Records for this task:
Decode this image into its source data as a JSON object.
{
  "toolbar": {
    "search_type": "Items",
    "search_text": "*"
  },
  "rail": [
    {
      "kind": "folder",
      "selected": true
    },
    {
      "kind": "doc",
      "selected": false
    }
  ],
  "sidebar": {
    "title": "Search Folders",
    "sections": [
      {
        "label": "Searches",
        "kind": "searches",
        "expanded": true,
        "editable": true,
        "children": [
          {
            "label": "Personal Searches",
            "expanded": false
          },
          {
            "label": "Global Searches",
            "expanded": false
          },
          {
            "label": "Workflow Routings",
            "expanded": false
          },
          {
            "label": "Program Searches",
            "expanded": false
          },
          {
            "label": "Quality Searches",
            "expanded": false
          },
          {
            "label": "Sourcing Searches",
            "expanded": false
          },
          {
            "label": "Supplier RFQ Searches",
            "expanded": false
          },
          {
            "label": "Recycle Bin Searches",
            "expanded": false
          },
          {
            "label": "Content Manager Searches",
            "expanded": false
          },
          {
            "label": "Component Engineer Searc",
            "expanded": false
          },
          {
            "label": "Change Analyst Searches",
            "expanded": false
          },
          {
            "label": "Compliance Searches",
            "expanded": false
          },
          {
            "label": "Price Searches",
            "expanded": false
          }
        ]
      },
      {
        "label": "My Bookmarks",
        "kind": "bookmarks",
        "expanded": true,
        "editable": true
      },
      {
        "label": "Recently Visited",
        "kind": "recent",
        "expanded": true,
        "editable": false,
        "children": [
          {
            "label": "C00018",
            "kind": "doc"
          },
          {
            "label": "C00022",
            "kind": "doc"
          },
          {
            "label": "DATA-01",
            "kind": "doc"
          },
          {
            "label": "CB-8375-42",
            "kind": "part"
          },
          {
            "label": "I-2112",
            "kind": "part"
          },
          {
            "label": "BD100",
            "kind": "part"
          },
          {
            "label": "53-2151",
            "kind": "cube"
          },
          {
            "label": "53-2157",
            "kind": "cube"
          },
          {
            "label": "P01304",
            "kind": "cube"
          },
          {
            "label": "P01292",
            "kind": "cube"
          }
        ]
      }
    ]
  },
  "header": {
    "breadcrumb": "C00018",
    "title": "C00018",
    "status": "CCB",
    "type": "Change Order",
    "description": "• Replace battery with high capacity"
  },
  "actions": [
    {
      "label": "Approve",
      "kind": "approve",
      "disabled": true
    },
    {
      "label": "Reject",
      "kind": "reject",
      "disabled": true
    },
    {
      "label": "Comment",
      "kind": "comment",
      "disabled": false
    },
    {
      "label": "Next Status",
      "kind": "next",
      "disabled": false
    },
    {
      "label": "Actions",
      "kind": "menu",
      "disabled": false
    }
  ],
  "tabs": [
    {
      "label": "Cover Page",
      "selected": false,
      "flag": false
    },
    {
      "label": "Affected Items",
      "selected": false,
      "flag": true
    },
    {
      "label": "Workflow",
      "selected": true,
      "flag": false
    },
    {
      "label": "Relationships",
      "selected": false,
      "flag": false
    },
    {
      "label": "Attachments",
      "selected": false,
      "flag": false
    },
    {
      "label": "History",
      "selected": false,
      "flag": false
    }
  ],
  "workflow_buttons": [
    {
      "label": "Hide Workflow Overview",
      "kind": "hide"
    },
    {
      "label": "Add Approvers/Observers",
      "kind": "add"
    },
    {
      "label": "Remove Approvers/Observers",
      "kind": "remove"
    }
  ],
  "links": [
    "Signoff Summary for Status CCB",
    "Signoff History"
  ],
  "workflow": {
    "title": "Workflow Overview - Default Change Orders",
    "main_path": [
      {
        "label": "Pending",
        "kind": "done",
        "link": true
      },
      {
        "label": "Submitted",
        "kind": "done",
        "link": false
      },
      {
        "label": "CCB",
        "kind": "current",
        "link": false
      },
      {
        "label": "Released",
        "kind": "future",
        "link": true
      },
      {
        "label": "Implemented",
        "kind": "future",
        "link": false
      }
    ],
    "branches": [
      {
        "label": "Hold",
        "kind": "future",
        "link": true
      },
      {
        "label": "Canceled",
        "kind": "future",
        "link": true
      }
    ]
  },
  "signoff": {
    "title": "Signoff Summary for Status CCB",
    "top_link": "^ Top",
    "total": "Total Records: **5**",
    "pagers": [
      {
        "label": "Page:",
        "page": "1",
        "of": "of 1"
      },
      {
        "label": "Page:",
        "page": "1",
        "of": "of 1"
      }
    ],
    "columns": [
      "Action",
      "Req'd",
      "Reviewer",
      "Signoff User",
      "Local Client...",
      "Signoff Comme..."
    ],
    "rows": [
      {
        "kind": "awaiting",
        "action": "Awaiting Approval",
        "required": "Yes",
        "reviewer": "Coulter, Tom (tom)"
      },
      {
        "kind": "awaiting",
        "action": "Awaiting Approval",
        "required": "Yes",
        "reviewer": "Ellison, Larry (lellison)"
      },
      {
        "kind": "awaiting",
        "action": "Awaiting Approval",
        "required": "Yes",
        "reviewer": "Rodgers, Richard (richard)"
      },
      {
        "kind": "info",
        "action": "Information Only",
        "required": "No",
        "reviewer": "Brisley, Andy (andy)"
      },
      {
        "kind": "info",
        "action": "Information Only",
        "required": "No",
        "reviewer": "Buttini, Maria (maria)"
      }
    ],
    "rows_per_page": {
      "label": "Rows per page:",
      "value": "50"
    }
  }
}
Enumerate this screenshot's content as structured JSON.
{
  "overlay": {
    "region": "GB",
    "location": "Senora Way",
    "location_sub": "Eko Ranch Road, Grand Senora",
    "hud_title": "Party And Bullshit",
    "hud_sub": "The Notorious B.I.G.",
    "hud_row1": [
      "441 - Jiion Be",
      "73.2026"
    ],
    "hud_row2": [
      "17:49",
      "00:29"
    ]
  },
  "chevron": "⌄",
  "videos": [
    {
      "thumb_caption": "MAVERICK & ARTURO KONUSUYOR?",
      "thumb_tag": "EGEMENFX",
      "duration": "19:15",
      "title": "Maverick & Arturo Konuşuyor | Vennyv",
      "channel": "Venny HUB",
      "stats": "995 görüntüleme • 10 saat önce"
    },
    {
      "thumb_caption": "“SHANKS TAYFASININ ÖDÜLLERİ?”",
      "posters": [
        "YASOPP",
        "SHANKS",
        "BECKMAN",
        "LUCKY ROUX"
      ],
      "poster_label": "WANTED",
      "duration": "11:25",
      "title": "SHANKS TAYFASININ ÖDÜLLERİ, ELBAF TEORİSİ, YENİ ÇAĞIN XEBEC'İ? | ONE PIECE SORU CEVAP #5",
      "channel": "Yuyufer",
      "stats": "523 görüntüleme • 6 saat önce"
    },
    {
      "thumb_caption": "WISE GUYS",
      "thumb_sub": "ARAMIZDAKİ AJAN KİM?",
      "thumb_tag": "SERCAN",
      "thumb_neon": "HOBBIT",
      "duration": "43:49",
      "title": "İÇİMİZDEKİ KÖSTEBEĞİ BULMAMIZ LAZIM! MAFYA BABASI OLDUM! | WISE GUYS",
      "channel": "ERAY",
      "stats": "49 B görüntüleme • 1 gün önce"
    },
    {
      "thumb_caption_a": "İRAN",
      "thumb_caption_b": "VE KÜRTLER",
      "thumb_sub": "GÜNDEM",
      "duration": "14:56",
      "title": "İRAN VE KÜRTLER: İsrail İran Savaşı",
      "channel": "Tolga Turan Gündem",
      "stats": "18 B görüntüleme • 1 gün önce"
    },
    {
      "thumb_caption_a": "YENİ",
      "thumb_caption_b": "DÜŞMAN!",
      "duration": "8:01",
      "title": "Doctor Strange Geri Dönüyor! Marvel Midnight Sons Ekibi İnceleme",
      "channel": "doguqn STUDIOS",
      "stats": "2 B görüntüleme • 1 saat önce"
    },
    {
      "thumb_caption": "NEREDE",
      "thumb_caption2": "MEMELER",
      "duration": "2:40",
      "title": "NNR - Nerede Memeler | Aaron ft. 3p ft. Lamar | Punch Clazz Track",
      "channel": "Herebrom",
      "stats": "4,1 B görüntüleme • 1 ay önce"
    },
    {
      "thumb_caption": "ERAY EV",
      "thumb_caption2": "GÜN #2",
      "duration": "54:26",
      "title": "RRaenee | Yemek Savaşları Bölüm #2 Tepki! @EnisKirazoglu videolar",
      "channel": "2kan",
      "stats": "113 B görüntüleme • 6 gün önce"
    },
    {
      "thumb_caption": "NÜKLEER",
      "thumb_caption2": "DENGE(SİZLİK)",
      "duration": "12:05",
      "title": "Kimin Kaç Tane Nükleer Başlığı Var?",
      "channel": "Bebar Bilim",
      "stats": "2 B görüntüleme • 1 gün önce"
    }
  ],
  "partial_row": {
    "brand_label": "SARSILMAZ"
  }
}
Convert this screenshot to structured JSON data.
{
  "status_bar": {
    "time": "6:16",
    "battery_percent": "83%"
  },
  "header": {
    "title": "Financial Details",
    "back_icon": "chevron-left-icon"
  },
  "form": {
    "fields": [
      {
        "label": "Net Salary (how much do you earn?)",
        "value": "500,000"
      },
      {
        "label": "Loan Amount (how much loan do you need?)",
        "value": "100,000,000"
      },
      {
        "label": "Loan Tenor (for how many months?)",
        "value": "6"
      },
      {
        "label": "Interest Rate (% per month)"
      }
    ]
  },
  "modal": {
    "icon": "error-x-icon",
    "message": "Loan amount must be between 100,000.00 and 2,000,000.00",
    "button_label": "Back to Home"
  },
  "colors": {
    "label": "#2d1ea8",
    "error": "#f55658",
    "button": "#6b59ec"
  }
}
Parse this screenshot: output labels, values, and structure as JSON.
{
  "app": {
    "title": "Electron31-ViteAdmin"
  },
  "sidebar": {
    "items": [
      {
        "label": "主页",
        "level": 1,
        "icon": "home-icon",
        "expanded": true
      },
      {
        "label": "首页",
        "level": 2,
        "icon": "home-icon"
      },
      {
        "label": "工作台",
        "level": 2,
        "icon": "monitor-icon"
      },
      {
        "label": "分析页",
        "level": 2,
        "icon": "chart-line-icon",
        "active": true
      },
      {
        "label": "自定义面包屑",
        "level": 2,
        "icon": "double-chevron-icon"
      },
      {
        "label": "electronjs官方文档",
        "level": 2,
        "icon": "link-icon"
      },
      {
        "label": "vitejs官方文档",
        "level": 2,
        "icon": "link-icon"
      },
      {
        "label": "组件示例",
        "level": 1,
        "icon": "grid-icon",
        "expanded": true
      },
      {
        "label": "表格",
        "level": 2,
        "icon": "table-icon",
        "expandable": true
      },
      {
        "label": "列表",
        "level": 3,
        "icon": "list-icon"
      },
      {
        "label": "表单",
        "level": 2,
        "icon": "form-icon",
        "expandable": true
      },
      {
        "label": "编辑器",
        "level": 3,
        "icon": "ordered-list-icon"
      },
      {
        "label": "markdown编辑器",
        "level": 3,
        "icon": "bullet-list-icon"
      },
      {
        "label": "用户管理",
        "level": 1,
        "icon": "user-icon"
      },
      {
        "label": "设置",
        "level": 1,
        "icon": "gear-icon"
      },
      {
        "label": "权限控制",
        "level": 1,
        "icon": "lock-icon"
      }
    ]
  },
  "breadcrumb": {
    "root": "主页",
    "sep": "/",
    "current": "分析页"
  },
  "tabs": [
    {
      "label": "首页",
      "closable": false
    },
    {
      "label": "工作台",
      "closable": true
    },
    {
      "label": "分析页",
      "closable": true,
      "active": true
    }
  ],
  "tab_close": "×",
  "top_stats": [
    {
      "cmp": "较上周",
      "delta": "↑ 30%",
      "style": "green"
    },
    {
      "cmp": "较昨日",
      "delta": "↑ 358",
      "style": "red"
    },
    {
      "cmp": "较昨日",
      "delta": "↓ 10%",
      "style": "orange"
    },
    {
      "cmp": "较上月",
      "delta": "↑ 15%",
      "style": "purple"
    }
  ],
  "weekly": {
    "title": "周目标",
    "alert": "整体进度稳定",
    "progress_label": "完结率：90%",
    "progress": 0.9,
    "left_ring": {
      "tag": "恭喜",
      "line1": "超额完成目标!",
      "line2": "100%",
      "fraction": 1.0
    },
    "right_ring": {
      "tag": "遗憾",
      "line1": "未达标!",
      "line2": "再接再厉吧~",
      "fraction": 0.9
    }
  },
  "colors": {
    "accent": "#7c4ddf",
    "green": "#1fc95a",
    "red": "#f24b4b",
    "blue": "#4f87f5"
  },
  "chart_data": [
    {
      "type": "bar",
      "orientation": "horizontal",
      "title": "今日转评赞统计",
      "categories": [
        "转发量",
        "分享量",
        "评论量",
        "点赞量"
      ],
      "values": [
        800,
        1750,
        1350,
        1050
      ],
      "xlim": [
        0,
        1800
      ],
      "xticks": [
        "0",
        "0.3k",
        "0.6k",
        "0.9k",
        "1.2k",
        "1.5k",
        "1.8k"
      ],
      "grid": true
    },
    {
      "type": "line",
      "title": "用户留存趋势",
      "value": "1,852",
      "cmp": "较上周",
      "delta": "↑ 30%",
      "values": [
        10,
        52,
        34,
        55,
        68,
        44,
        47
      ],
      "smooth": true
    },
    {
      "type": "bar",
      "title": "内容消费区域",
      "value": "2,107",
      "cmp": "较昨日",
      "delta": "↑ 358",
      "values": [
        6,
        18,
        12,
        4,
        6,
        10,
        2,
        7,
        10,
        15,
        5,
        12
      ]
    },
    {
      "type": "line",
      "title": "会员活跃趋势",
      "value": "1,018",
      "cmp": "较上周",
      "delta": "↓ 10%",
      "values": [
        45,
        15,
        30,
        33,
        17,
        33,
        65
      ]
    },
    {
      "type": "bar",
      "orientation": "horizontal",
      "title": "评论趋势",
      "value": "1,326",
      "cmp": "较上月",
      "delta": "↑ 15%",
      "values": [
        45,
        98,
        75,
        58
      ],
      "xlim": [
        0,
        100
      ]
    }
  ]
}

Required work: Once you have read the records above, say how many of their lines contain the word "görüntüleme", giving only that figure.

Result: 8